As popular discontent against them intensified into riots, Imelda and her dictator husband obtained American assistance and were spirited away, via a US base on Philippine soil, to Guam, an American island territory in the western pacific, and then on to the US Pacific island state of Hawaii. As news of the Marcos’s departure spread, the rioting crowds broke into the Presidential Palace. Although some looting took place by the angriest of the rioters, the majority of the populace were surprisingly respectful of the Palace, many treating the experience as something akin to a museum visit.


It was at this point that Imelda’s collection of approximately 1220 pairs of shoes and other possessions was discovered. Most survived the uprising against the Marcos dictatorship, and were transferred to a handful of museums across the country, including the Marikina City Footwear Museum and National Museum of the Philippines, both in the Manilla area, as well as her ancestral home in Tacloban on the Philippine island of Leyte, which also serves as a museum.


However, in the decades since the uprising, almost half of the shoes have been damaged, with only about 750 remaining in 2012. Floods, leaky museum ceilings, insects and general neglect have caused them to fall apart, with the Phillippine government declaring that the collection is “worthless”.


So why the attachment to shoes and material things?

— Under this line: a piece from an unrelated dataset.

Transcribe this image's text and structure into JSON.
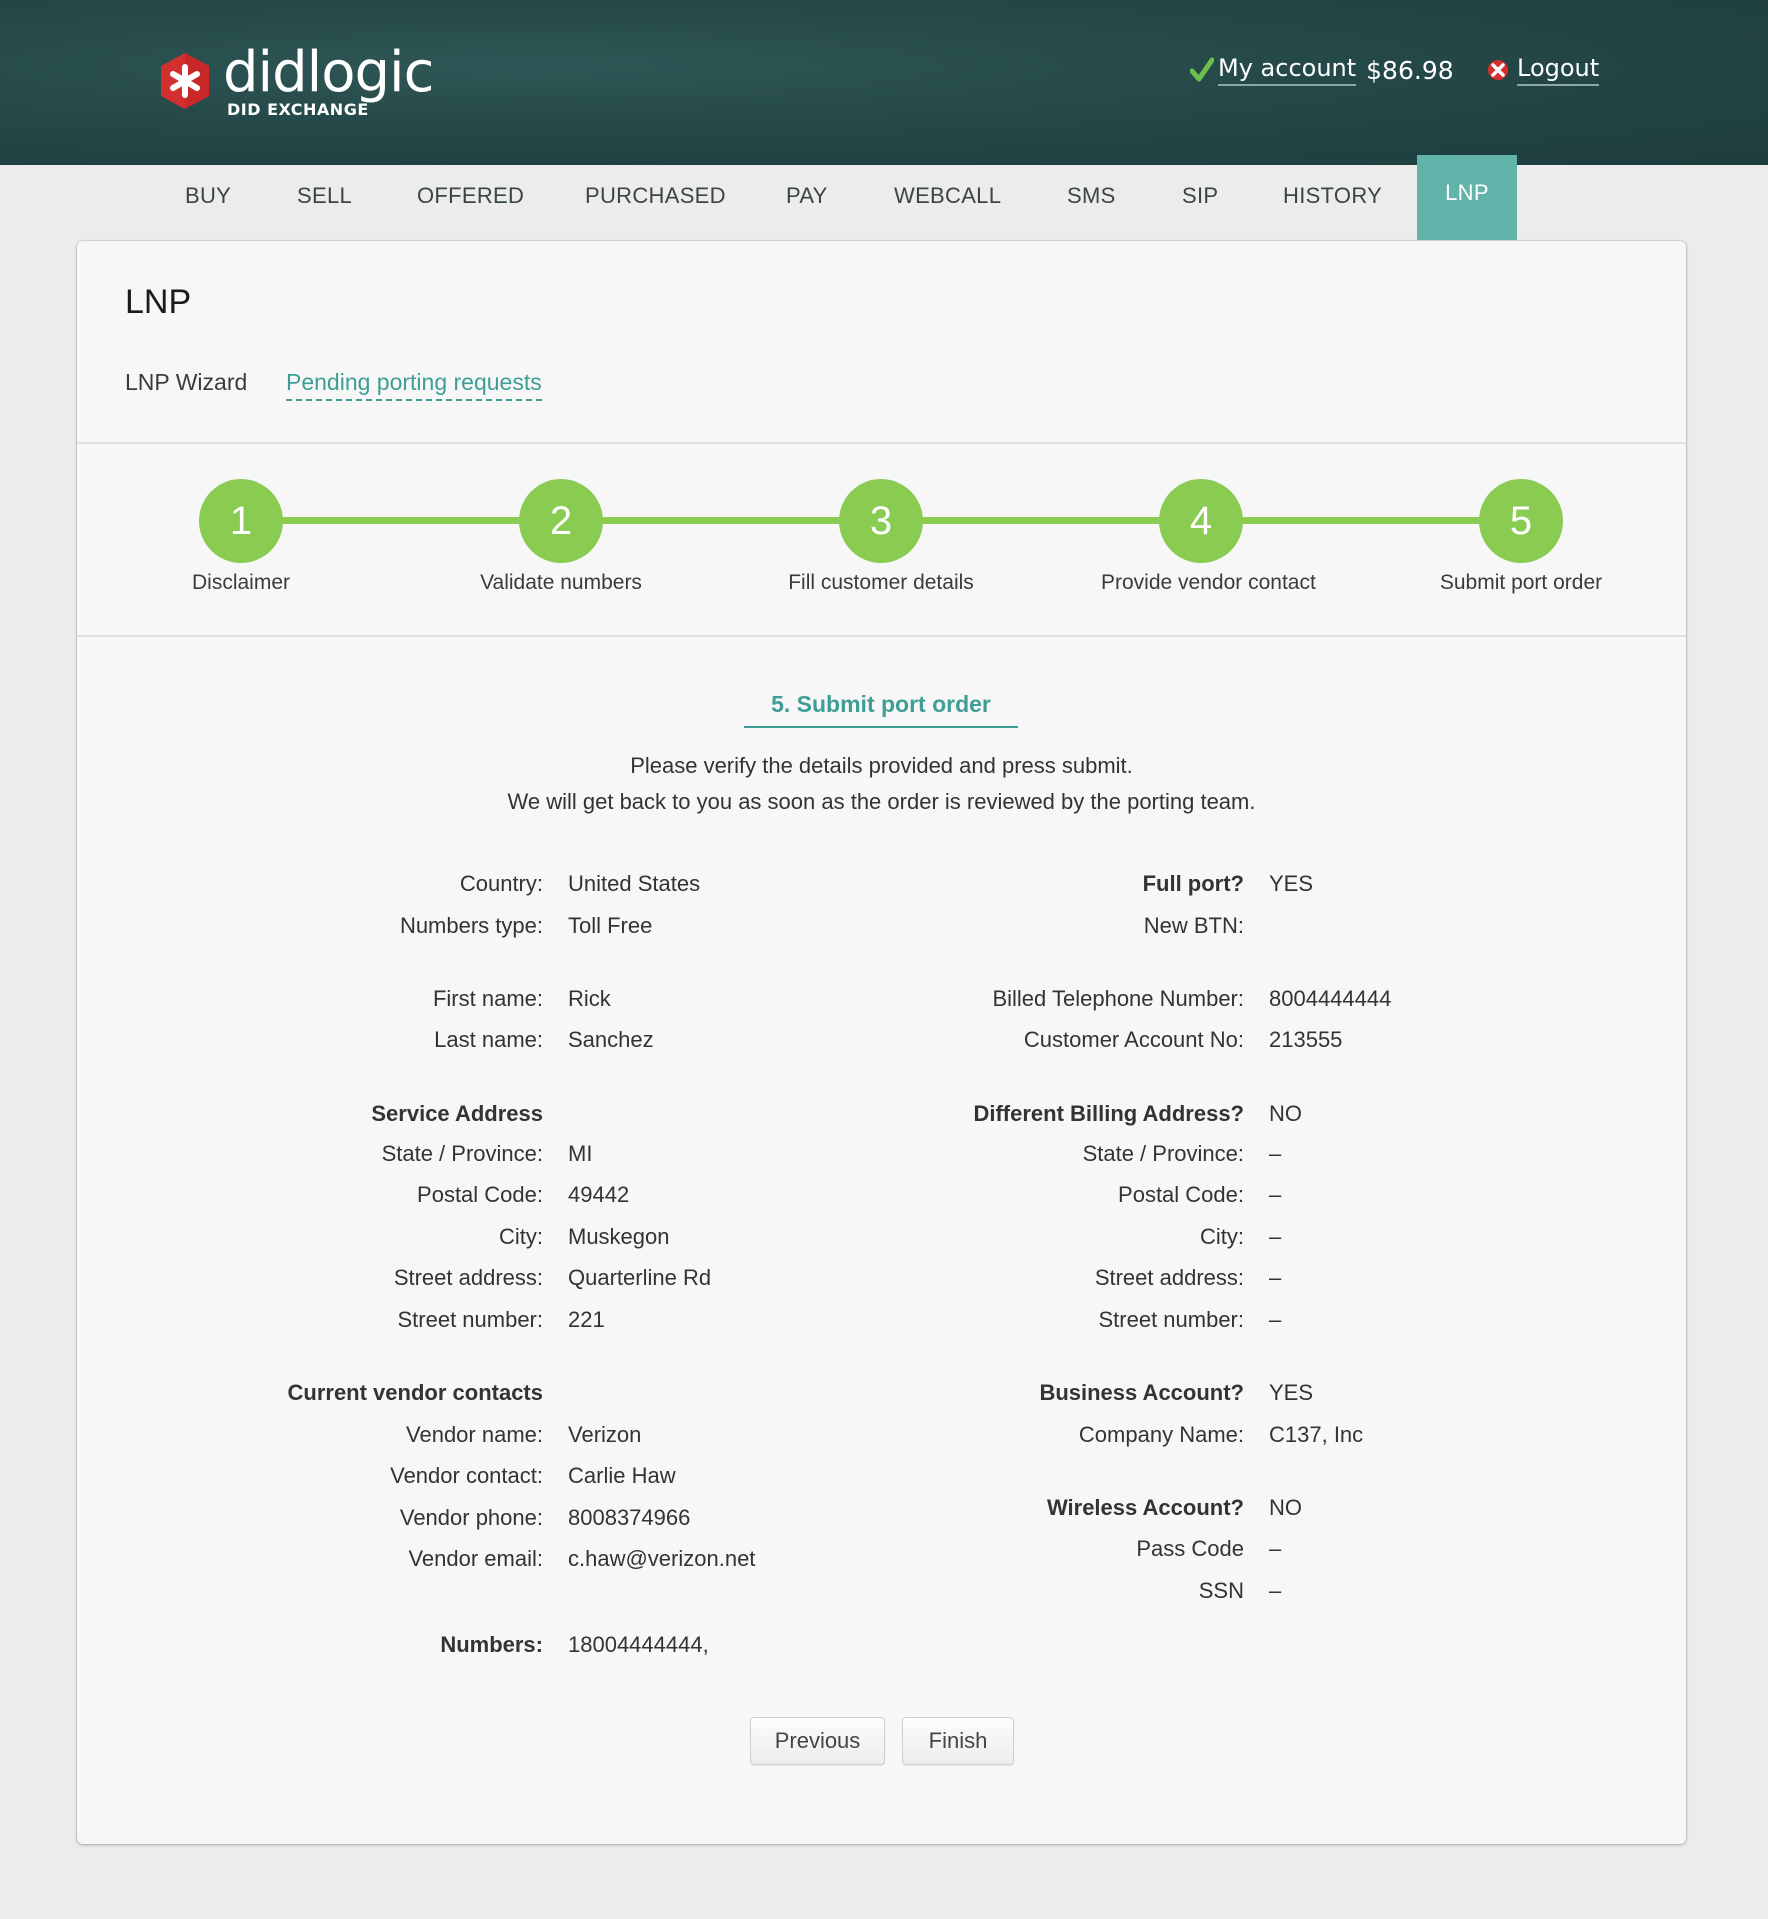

Why did she want them, and how did she afford them?


Firstly, her attachment to material trappings stemmed from the austerity caused by the Second World War and its aftermath: pre-marriage Imelda had very few shoes and in fact was not particularly wealthy – she worked as a singer at a Manilla music store before meeting Ferdinand.


Once Ferdinand became elected president, he changed his role from that of democratic leader to dictator and his rule became known as a “kleptocracy”, which is “rule by thieves”. This is due to the Marcos family’s plundering of the national treasury and to their increasing of the Phillipine national debt from $2 billion to $30. And so this gave Imelda more than enough money to buy many hundreds of pairs of shoes.


Although some were designer, many of Imelda’s shoes were cheaper, more basic styles. Even the pair that she grabbed while fleeing the palace into exile in Hawaii were simple Espadrilles from Nordstrom, which cost only a few US dollars. She did, however, buy shoes in quantity, which is why so many pairs were found in the palace after her departure.


So how did Ferdinand and Imelda get away with their 20-year kleptocracy? The short answer is that, due to Ferdinand’s anti-communist views, he was propped up by the United States during most of his rule. This was US policy during the Cold War: the USA would essentially support anyone who was opposed to communism. Ferdinand was far from the only dictator propped up by Uncle Sam during this period. Additionally, Ferdinand initially had the support of the armed forces as he vastly expanded them. Later, this support slipped and the army’s support of the people was crucial in the success of the People Power Revolution.


Despite her poor treatment of the Philippine nation and people, Imelda remains popular in the country to this day, and is an integral part of its popular culture, even being elected to parliament since her return to the country from exile in Hawaii.